But be warned, they are still risky in this marijuana investing environment.

For a profitable pot stock that's less risky, Money Morning Defense & Tech Specialist Michael A. Robinson has suggested GW Pharmaceuticals Plc. (Nasdaq ADR: GWPH).

"With its solid science, multiple uses for its main cannabis-based biotech product, and strong alliances with global drug leaders, GW Pharmaceuticals should leave investors richly rewarded," Robinson said.

Krane added that with GWPH stock, there isn't the same risk as with the less battle-tested names out there in the over-the-counter exchanges.
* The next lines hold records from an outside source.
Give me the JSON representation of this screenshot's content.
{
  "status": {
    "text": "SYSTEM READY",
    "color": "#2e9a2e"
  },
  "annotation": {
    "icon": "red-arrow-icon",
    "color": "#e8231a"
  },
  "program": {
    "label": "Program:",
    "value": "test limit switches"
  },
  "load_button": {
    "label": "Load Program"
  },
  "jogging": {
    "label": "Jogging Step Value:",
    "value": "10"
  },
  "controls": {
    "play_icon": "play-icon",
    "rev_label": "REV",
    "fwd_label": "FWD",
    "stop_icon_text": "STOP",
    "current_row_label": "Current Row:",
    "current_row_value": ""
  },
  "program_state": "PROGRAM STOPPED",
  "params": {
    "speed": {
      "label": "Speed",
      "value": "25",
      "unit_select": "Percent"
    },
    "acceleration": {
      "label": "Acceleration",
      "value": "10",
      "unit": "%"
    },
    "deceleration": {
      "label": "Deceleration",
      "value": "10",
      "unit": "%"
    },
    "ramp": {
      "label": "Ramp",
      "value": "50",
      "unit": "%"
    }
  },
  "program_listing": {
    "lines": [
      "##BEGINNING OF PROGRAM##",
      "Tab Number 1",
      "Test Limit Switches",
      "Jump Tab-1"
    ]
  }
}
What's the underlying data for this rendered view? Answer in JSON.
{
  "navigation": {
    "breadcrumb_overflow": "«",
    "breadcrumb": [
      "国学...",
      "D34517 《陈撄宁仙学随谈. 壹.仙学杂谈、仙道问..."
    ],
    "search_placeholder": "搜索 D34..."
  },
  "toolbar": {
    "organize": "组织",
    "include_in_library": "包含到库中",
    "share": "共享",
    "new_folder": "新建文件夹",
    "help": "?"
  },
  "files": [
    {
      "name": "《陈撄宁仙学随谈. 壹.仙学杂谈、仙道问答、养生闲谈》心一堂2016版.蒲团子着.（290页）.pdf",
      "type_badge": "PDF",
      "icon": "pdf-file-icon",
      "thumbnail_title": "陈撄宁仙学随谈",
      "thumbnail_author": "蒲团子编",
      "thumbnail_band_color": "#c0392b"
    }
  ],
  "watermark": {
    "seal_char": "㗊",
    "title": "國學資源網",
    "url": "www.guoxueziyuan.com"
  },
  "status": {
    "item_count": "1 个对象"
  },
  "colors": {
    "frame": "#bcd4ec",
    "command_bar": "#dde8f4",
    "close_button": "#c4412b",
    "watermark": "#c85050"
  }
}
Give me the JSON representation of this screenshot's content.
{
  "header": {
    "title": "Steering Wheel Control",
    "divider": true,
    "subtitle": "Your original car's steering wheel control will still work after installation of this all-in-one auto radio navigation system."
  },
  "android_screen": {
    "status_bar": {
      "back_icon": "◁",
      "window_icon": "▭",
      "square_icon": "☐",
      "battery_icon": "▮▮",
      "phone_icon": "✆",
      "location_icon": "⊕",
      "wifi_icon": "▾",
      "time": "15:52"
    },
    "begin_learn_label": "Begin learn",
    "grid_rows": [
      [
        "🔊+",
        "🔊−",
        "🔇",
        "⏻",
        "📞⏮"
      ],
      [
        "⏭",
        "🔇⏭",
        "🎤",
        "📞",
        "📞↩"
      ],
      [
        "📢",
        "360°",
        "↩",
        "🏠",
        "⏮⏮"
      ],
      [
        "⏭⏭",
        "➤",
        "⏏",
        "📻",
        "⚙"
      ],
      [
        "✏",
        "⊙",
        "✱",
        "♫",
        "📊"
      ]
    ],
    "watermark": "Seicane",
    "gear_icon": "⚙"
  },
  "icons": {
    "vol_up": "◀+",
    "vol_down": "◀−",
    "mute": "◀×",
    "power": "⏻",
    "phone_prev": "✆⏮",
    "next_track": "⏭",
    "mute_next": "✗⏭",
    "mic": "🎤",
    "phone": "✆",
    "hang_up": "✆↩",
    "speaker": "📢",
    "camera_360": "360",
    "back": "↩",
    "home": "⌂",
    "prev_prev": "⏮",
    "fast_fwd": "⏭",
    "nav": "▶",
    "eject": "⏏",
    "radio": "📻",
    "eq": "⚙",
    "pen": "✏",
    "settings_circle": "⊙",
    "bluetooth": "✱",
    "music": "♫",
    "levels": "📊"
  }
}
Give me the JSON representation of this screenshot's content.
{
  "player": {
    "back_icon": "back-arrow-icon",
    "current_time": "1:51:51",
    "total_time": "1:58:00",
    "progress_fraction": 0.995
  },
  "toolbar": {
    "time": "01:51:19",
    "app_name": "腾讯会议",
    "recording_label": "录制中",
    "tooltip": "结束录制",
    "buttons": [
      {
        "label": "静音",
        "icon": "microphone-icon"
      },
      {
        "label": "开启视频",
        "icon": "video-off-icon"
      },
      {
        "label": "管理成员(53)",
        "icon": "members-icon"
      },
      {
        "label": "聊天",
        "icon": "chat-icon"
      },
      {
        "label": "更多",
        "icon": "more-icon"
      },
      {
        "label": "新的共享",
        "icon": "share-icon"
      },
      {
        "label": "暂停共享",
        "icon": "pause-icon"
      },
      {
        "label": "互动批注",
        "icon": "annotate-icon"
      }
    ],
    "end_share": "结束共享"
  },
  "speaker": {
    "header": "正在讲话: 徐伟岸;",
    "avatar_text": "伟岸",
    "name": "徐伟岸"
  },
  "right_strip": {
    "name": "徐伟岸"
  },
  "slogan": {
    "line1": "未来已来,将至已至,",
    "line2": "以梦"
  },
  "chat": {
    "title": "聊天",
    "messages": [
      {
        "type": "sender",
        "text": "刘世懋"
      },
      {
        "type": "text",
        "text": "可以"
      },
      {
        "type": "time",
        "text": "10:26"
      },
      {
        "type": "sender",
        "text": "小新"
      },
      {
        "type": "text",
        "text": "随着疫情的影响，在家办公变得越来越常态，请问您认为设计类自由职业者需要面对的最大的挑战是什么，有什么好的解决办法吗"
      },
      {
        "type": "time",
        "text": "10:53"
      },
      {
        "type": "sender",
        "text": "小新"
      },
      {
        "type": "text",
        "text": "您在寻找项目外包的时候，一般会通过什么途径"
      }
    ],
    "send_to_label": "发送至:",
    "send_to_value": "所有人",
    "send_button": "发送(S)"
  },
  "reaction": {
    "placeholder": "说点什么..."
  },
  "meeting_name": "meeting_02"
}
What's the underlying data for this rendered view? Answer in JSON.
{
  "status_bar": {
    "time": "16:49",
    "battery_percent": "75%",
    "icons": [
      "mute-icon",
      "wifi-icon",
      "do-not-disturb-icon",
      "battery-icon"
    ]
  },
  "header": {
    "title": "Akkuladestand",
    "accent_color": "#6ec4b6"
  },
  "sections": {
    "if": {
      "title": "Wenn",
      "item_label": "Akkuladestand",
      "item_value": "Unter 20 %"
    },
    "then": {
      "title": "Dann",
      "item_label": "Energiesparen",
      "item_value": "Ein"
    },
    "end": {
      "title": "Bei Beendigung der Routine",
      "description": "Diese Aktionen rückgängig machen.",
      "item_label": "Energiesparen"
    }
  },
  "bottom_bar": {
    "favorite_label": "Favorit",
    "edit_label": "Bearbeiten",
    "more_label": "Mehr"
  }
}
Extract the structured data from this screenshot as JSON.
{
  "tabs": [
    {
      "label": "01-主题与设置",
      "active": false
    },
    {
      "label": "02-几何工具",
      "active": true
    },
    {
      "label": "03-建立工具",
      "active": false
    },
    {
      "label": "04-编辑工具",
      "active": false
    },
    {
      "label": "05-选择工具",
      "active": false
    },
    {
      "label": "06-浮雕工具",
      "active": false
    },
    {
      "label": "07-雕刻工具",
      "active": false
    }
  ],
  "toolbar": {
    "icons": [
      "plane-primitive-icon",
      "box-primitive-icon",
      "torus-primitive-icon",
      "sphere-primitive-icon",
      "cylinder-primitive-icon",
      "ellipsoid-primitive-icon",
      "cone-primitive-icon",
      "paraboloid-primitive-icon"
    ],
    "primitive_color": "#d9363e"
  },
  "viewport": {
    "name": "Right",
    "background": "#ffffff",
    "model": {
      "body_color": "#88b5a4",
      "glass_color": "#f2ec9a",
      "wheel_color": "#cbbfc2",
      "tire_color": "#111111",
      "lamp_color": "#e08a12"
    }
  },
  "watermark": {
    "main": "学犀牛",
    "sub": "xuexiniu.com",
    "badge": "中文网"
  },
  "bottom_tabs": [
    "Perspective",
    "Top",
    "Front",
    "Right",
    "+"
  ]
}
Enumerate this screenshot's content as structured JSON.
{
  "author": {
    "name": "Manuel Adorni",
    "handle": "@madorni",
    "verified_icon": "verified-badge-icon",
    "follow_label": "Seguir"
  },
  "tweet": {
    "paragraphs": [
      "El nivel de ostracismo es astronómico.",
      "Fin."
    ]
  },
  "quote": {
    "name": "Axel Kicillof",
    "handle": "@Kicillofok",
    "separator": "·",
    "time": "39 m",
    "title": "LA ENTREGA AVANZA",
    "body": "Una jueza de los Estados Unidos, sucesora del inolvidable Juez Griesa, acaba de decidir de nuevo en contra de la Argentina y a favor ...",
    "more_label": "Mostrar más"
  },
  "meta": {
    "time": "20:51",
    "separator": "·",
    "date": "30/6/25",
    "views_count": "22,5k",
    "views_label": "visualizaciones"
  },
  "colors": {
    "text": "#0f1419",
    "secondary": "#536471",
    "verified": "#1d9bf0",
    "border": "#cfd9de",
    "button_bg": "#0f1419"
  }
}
"GW is different because it's actually a pharmaceutical company," Krane said. "They would not consider themselves a marijuana business. They're a pharmaceutical company that's focused on harnessing cannabinoids and doing it according to standard pharmaceutical protocols. I think they're really an outlier."

Bottom Line: There's a lot of excitement within the industry about the promising growth the cannabis marketplace can bring to investors once the political hurdles are cleared. But that doesn't mean it's going to be easy to make a quick buck in the space, and finding winning pot stocks is going to be very difficult, if not impossible, at this stage in the game. You're better off letting the angel investors find the winners and then pouncing. But you don't have to miss out completely - there are already companies like GW that are harnessing the plant for purposes that won't come with the same legal complications or are not subject to pump-and-dump schemes.

Jim Bach is an Associate Editor at Money Morning. You can follow him on Twitter @JimBach22.

Pot penny stocks are not the best investment right now... This one company is a perfect example of the perils that come with trying to pick winners in an industry that has yet to take off in a meaningful way...